Work instruction » Could you copy the data that follows exactly as written, but drop the pictures?

Available data »
┄┄┄┄┄┄

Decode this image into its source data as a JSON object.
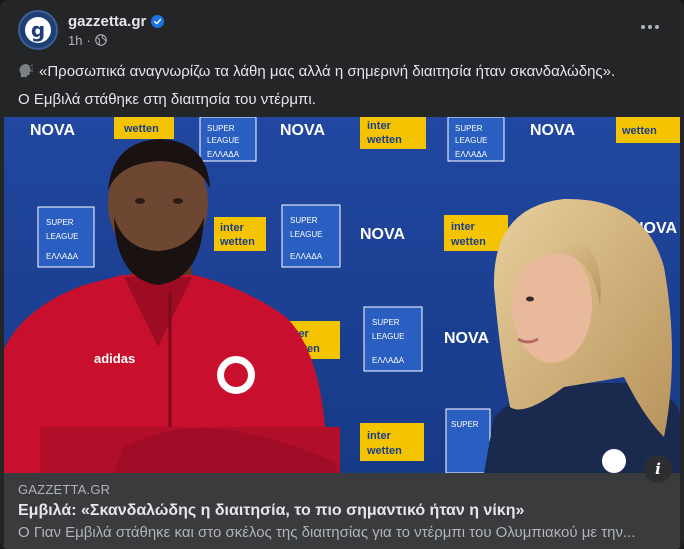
{
  "post": {
    "page_name": "gazzetta.gr",
    "avatar_letter": "g",
    "time": "1h",
    "separator": "·",
    "quote_text": "«Προσωπικά αναγνωρίζω τα λάθη μας αλλά η σημερινή διαιτησία ήταν σκανδαλώδης».",
    "body_text": "Ο Εμβιλά στάθηκε στη διαιτησία του ντέρμπι."
  },
  "media": {
    "sponsor_nova": "NOVA",
    "sponsor_inter": "inter",
    "sponsor_wetten": "wetten",
    "league_super": "SUPER",
    "league_league": "LEAGUE",
    "league_country": "ΕΛΛΑΔΑ",
    "shirt_brand": "adidas"
  },
  "link_preview": {
    "domain": "GAZZETTA.GR",
    "headline": "Εμβιλά: «Σκανδαλώδης η διαιτησία, το πιο σημαντικό ήταν η νίκη»",
    "description": "Ο Γιαν Εμβιλά στάθηκε και στο σκέλος της διαιτησίας για το ντέρμπι του Ολυμπιακού με την...",
    "info_label": "i"
  },
  "colors": {
    "card_bg": "#242526",
    "link_bg": "#3a3b3c",
    "verified_blue": "#1b74e4",
    "backdrop_blue": "#1c3f8c",
    "sponsor_yellow": "#f5c400",
    "shirt_red": "#c8102e"
  },
  "icons": [
    "verified-badge-icon",
    "globe-icon",
    "more-options-icon",
    "speaking-head-icon",
    "info-icon"
  ]
}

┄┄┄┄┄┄

Expected answer »
Decode this image into its source data as a JSON object.
{
  "post": {
    "page_name": "gazzetta.gr",
    "avatar_letter": "g",
    "time": "1h",
    "separator": "·",
    "quote_text": "«Προσωπικά αναγνωρίζω τα λάθη μας αλλά η σημερινή διαιτησία ήταν σκανδαλώδης».",
    "body_text": "Ο Εμβιλά στάθηκε στη διαιτησία του ντέρμπι."
  },
  "media": {
    "sponsor_nova": "NOVA",
    "sponsor_inter": "inter",
    "sponsor_wetten": "wetten",
    "league_super": "SUPER",
    "league_league": "LEAGUE",
    "league_country": "ΕΛΛΑΔΑ",
    "shirt_brand": "adidas"
  },
  "link_preview": {
    "domain": "GAZZETTA.GR",
    "headline": "Εμβιλά: «Σκανδαλώδης η διαιτησία, το πιο σημαντικό ήταν η νίκη»",
    "description": "Ο Γιαν Εμβιλά στάθηκε και στο σκέλος της διαιτησίας για το ντέρμπι του Ολυμπιακού με την...",
    "info_label": "i"
  },
  "colors": {
    "card_bg": "#242526",
    "link_bg": "#3a3b3c",
    "verified_blue": "#1b74e4",
    "backdrop_blue": "#1c3f8c",
    "sponsor_yellow": "#f5c400",
    "shirt_red": "#c8102e"
  },
  "icons": [
    "verified-badge-icon",
    "globe-icon",
    "more-options-icon",
    "speaking-head-icon",
    "info-icon"
  ]
}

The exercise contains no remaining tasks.